### Assignment
Across these entries, work out how many lines carry the string "icon", and give only that number.

### Data records
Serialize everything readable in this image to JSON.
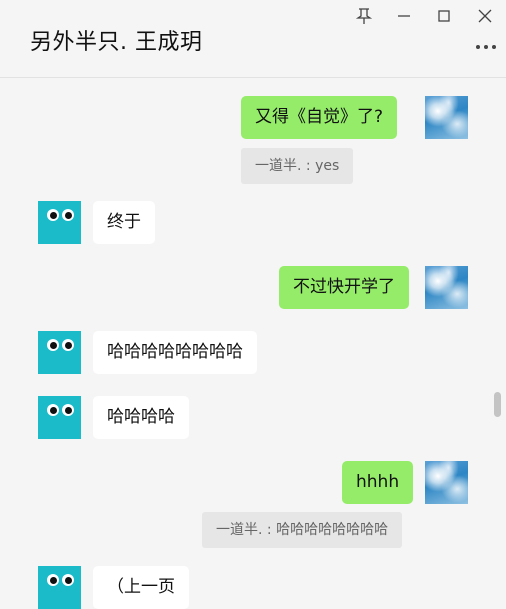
{
  "window": {
    "title": "另外半只. 王成玥",
    "controls": [
      "pin-icon",
      "minimize-icon",
      "maximize-icon",
      "close-icon"
    ],
    "more_icon": "more-icon"
  },
  "colors": {
    "outgoing_bubble": "#95ec69",
    "incoming_bubble": "#ffffff",
    "quote_bg": "#e6e6e6",
    "background": "#f5f5f5",
    "contact_avatar": "#1bbbc9"
  },
  "messages": [
    {
      "side": "out",
      "text": "又得《自觉》了?"
    },
    {
      "side": "out",
      "quote": "一道半. : yes"
    },
    {
      "side": "in",
      "text": "终于"
    },
    {
      "side": "out",
      "text": "不过快开学了"
    },
    {
      "side": "in",
      "text": "哈哈哈哈哈哈哈哈"
    },
    {
      "side": "in",
      "text": "哈哈哈哈"
    },
    {
      "side": "out",
      "text": "hhhh"
    },
    {
      "side": "out",
      "quote": "一道半. : 哈哈哈哈哈哈哈哈"
    },
    {
      "side": "in",
      "text": "（上一页"
    }
  ]
}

### Result of this exercise
5